When My Baby Dreams is by Adele Enersen. And she has a super cute blog.

Disclosure: I’m not paid to do this review, but I did get the book for free from a super nice person at HarperCollins. 

Feb 092012
 

 

Extra yarn is about a little girl in a winter town who finds a box of yarn that never runs out. It’s a kind of gentle fairy tale with just a hint of magic, the kind of magic that’s quiet and in the background and takes second stage to the real miracles of kindness, generosity, and confidence.

“On a cold afternoon, in a cold little town,
where everywhere you looked was either the white of snow
or the black of soot from chimneys,
Annabelle found a box filled with yarn of every color.”

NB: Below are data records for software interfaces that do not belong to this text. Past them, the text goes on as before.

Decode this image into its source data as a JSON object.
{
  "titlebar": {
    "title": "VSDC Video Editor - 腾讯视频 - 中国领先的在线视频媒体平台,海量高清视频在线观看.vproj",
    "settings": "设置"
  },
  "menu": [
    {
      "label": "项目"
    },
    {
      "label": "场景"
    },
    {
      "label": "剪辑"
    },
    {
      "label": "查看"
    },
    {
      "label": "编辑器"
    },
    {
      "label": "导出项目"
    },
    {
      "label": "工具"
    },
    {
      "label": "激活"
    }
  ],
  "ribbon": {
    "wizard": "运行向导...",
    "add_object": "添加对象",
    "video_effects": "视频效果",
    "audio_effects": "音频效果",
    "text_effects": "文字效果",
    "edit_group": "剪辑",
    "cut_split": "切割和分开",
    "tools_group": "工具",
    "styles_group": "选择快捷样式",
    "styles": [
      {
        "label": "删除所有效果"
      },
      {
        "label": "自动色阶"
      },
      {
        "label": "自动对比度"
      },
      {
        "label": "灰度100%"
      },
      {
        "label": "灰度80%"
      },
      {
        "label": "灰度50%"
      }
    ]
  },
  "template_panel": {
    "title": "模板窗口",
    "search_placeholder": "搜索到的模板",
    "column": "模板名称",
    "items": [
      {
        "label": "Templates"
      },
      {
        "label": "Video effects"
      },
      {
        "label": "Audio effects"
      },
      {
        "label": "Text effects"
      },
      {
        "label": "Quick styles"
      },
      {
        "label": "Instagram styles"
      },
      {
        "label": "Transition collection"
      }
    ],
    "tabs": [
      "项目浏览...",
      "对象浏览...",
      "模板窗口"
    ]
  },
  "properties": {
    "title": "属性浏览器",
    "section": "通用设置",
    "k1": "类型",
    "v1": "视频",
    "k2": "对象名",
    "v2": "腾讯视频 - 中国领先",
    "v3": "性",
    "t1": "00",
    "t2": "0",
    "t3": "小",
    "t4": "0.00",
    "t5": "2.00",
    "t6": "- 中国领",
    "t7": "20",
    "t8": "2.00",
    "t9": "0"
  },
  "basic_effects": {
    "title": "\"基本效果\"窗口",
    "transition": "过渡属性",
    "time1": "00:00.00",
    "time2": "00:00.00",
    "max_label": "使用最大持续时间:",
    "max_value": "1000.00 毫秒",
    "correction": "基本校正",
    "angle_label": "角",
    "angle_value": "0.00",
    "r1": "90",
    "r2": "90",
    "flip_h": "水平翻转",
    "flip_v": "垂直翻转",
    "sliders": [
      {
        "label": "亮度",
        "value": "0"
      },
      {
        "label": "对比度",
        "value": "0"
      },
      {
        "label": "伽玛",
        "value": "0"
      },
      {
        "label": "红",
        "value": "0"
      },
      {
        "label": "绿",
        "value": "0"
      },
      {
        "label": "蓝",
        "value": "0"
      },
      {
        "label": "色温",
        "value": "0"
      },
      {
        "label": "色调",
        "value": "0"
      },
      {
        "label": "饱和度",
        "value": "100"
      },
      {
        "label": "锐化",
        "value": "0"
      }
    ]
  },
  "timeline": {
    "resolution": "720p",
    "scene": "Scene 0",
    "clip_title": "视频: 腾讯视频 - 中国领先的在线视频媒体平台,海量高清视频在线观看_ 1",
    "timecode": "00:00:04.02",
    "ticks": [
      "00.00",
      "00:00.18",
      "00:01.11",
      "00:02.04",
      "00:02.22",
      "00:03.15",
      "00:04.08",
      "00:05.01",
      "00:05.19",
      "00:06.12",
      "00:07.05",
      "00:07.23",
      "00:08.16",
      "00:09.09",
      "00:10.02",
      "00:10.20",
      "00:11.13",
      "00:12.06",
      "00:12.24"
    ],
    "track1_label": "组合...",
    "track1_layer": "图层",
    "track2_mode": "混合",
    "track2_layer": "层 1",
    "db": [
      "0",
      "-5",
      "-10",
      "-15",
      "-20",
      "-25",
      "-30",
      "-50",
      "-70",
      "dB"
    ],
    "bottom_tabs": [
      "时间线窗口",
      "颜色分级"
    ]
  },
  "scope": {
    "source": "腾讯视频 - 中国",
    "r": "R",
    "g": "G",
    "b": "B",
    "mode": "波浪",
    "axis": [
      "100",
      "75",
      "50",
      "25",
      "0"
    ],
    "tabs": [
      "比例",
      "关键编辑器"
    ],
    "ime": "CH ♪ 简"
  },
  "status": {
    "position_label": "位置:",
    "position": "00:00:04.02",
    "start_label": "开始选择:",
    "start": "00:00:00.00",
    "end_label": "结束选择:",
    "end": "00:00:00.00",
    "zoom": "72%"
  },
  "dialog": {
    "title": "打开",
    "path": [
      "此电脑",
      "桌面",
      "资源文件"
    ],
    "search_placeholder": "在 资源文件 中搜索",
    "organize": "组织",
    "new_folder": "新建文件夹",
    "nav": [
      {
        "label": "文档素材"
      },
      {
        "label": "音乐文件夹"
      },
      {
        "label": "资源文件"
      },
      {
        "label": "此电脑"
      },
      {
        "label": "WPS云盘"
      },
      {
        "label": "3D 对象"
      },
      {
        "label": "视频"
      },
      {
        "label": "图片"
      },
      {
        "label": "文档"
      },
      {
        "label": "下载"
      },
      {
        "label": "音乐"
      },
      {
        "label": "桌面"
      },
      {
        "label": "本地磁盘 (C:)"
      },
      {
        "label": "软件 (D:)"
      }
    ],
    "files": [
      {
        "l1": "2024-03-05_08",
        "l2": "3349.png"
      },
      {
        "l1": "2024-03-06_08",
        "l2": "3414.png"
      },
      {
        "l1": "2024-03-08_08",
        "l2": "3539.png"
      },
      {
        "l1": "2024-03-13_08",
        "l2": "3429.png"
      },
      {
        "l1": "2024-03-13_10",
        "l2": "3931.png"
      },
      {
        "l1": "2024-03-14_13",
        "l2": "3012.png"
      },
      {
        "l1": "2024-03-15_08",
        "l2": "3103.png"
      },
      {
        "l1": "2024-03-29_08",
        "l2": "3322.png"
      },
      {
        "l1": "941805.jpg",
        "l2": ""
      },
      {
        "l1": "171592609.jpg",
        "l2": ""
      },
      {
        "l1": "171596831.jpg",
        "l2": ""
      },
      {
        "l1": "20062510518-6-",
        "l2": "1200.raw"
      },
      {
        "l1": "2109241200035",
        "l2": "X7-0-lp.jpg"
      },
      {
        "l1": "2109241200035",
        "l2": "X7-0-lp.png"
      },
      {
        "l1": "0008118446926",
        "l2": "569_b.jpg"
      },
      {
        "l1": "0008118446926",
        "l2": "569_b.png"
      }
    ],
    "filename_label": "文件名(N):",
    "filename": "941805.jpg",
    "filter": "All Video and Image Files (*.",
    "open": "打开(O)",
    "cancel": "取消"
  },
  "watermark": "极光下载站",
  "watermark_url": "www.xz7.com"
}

It’s been a long time since I read a kid’s book I liked as much as this one. There’s a quiet reassurance in the voices of the writer and the illustrator, a steady building of color and plot until the immensely satisfying ending. Annabelle is the kind of role model we dream of for our children: she counters adversity with kindness and a steady confidence, and the simple strength of her good nature gives her immunity from destructive forces near and far.

It’s hard to tell from the cover how soothingly beautiful the illustrations are, how they convey feelings of cold and warmth, how the entire book is a study in the nuances of color and contrast. Every night we read it through once then start again, this time discussing each drawing, savoring each detail. I am not kidding that the girls and I have each selected a favorite brush stroke on each page.

Extra Yarn is written by Marc Barnett and illustrated by Jon Klassen, and I hope they do another.

Disclosure: I’m not paid to do this review, but I did get the book for free from a super nice person at HarperCollins.